Under the extension, home buyers with contracts as of April 30, 2010, can receive the credit so long as they close by June 30.
Not everyone is thrilled that the credit is continuing.
With sales in the Twin Cities metro area picking up from a year ago, St. John's University economics professor Louis Johnston doesn't see why we need more financial incentives for housing ownership. "We already have the mortgage interest deduction to encourage people to buy houses rather than rent. This is just putting another tax credit in the pocket of people who would be buying houses anyway," he said. "My fear about this tax credit is it's just a way to avoid the pain or push the pain off a little farther."
Other economists argue that the credit will artificially keep home prices high, preventing prices from truly hitting bottom.
Expanding the credit will cost an estimated $10.8 billion, according to Congress' Joint Committee on Taxation.
University of Minnesota economics professor Chris Phelan says incentives like these train consumers to wait on the sidelines until someone sweetens the pot. Think of car buyers waiting for auto dealers to offer zero percent financing or shoppers holding out for sale prices at the mall.
"As soon as it looks like there's going to be a housing slump in the future, anyone in their right mind would say, 'Why should I buy a house now? If I wait three months, the government's going to give me $8,000 to buy a house,'" Phelan said. "What that means is that the mere thought of a housing slump causes a housing slump."
Walker, the real estate agent, doesn't disagree. "It's potentially a huge problem," he said. He figures buyers who would typically wait until after the Super Bowl or until school ends next spring to start their housing hunt will try to find a house before the tax credit expires April 30. Will there be any buyers left in the typically busy spring and summer months? That's anybody's guess.
Others say simply looking at the benefit to home buyers and sellers is missing the point. The tax credit could create jobs and improve neighborhoods.
"Building homes is not just an employment base for those who actually build them; it's an employment base for all of those that make all the materials that go into them," said George Karvel, a real estate professor at the University of St. Thomas.

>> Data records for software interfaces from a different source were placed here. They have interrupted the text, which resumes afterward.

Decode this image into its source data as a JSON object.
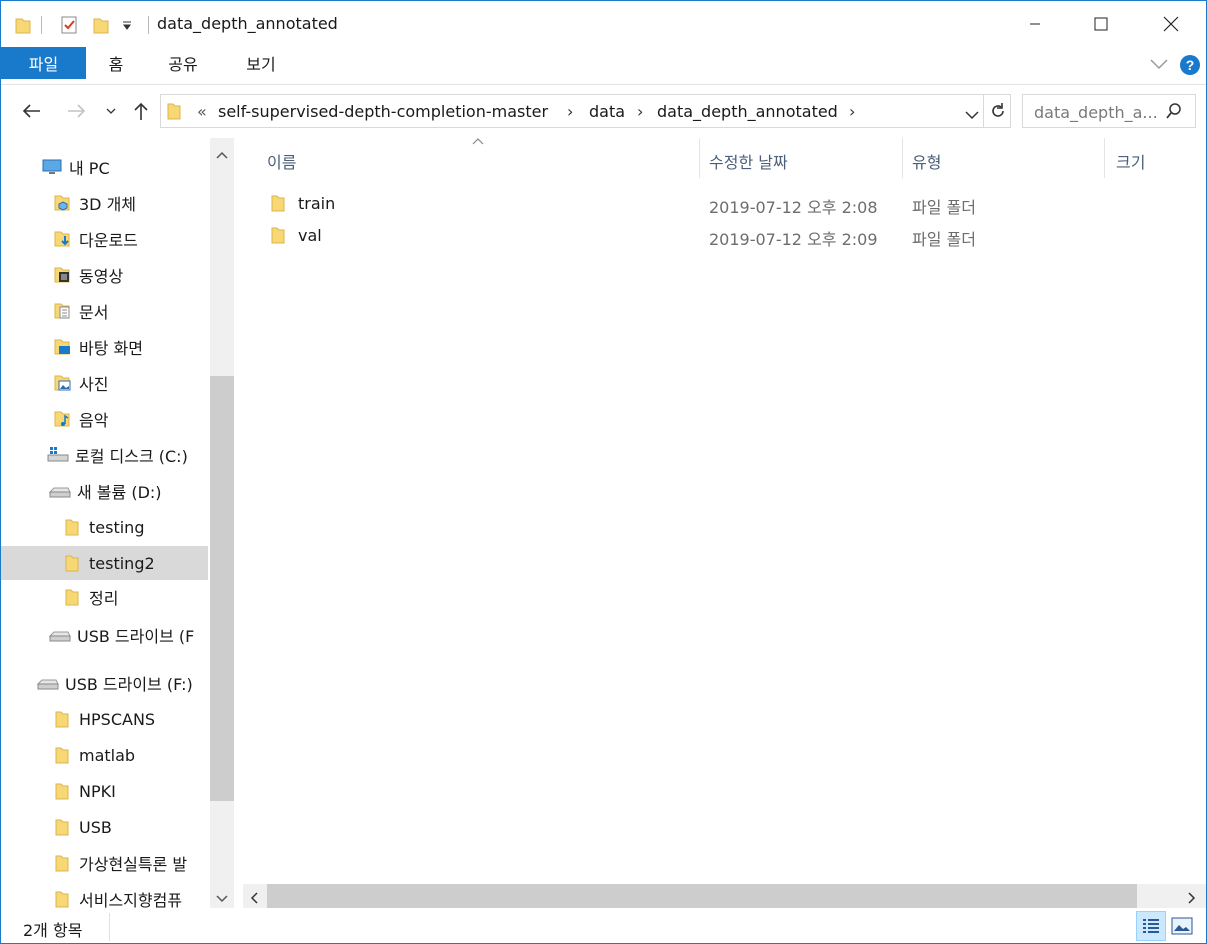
{
  "title": "data_depth_annotated",
  "ribbon": {
    "tabs": [
      "파일",
      "홈",
      "공유",
      "보기"
    ]
  },
  "address": {
    "overflow": "«",
    "crumbs": [
      "self-supervised-depth-completion-master",
      "data",
      "data_depth_annotated"
    ]
  },
  "search": {
    "placeholder": "data_depth_a..."
  },
  "nav": {
    "items": [
      {
        "label": "내 PC",
        "icon": "pc-icon"
      },
      {
        "label": "3D 개체",
        "icon": "3d-objects-icon"
      },
      {
        "label": "다운로드",
        "icon": "downloads-icon"
      },
      {
        "label": "동영상",
        "icon": "videos-icon"
      },
      {
        "label": "문서",
        "icon": "documents-icon"
      },
      {
        "label": "바탕 화면",
        "icon": "desktop-icon"
      },
      {
        "label": "사진",
        "icon": "pictures-icon"
      },
      {
        "label": "음악",
        "icon": "music-icon"
      },
      {
        "label": "로컬 디스크 (C:)",
        "icon": "windows-drive-icon"
      },
      {
        "label": "새 볼륨 (D:)",
        "icon": "drive-icon"
      },
      {
        "label": "testing",
        "icon": "folder-icon"
      },
      {
        "label": "testing2",
        "icon": "folder-icon"
      },
      {
        "label": "정리",
        "icon": "folder-icon"
      },
      {
        "label": "USB 드라이브 (F",
        "icon": "usb-drive-icon"
      },
      {
        "label": "USB 드라이브 (F:)",
        "icon": "usb-drive-icon"
      },
      {
        "label": "HPSCANS",
        "icon": "folder-icon"
      },
      {
        "label": "matlab",
        "icon": "folder-icon"
      },
      {
        "label": "NPKI",
        "icon": "folder-icon"
      },
      {
        "label": "USB",
        "icon": "folder-icon"
      },
      {
        "label": "가상현실특론 발",
        "icon": "folder-icon"
      },
      {
        "label": "서비스지향컴퓨",
        "icon": "folder-icon"
      }
    ]
  },
  "columns": {
    "name": "이름",
    "date": "수정한 날짜",
    "type": "유형",
    "size": "크기"
  },
  "files": [
    {
      "name": "train",
      "date": "2019-07-12 오후 2:08",
      "type": "파일 폴더"
    },
    {
      "name": "val",
      "date": "2019-07-12 오후 2:09",
      "type": "파일 폴더"
    }
  ],
  "status": {
    "count": "2개 항목"
  },
  "colors": {
    "accent": "#1979ca",
    "folder": "#f8d775",
    "selected": "#d9d9d9",
    "header_text": "#4c607a",
    "muted_text": "#6d6d6d"
  }
}
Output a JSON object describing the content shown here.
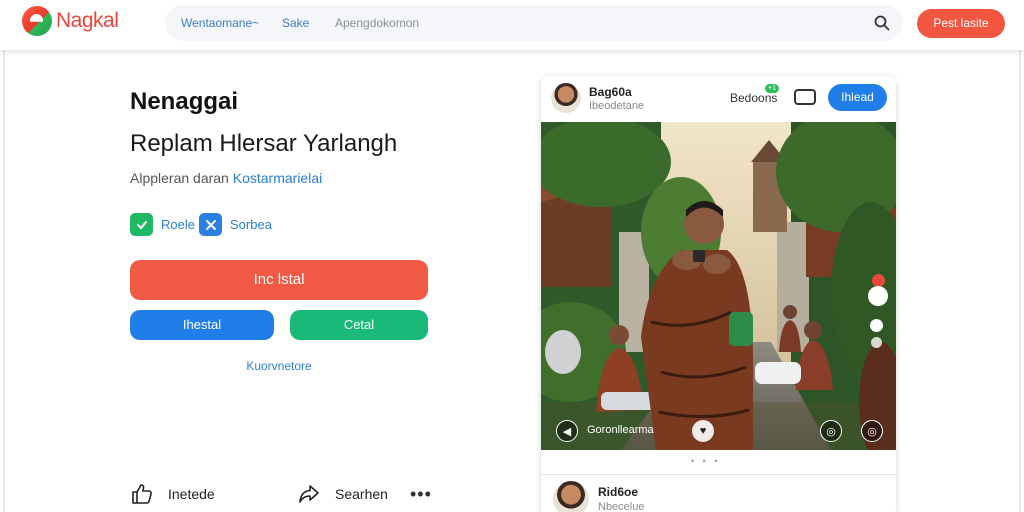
{
  "header": {
    "logo_text": "Nagkal",
    "nav": [
      "Wentaomane~",
      "Sake",
      "Apengdokomon"
    ],
    "cta_label": "Pest lasite",
    "brand_color": "#f05640"
  },
  "hero": {
    "title": "Nenaggai",
    "subtitle": "Replam Hlersar Yarlangh",
    "tagline_prefix": "Alppleran daran",
    "tagline_accent": "Kostarmarielai",
    "chips": [
      {
        "icon": "check-icon",
        "label": "Roele"
      },
      {
        "icon": "tools-icon",
        "label": "Sorbea"
      }
    ],
    "primary_button": "Inc lstal",
    "secondary_button": "Ihestal",
    "tertiary_button": "Cetal",
    "link": "Kuorvnetore"
  },
  "actions": {
    "like_label": "Inetede",
    "share_label": "Searhen",
    "more_label": "•••"
  },
  "post": {
    "name": "Bag60a",
    "handle": "Ibeodetane",
    "count_label": "Bedoons",
    "badge": "+1",
    "follow_label": "Ihlead",
    "overlay_caption": "Goronllearma",
    "pager": "• • •"
  },
  "next_post": {
    "name": "Rid6oe",
    "handle": "Nbecelue"
  }
}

Said Chris Galler, chief operating officer for the Minnesota Association of Realtors: "The neighborhood stabilization piece of this has been very underestimated. I think all you have to do is talk to people in neighborhoods where values are falling, and we're starting to see a lot more people that owe more on their house than the house is worth ... because all of these foreclosures are dragging the prices down so much."
Karvel's message to the critics: "Everybody should be glad that we're going to do it. Not because we like giving out subsidies, not because we like having a bigger deficit, but our mutual best interest is going to be served if we can get past the stage of having too many houses built and available for purchase."
Kara McGuire • 612-673-7293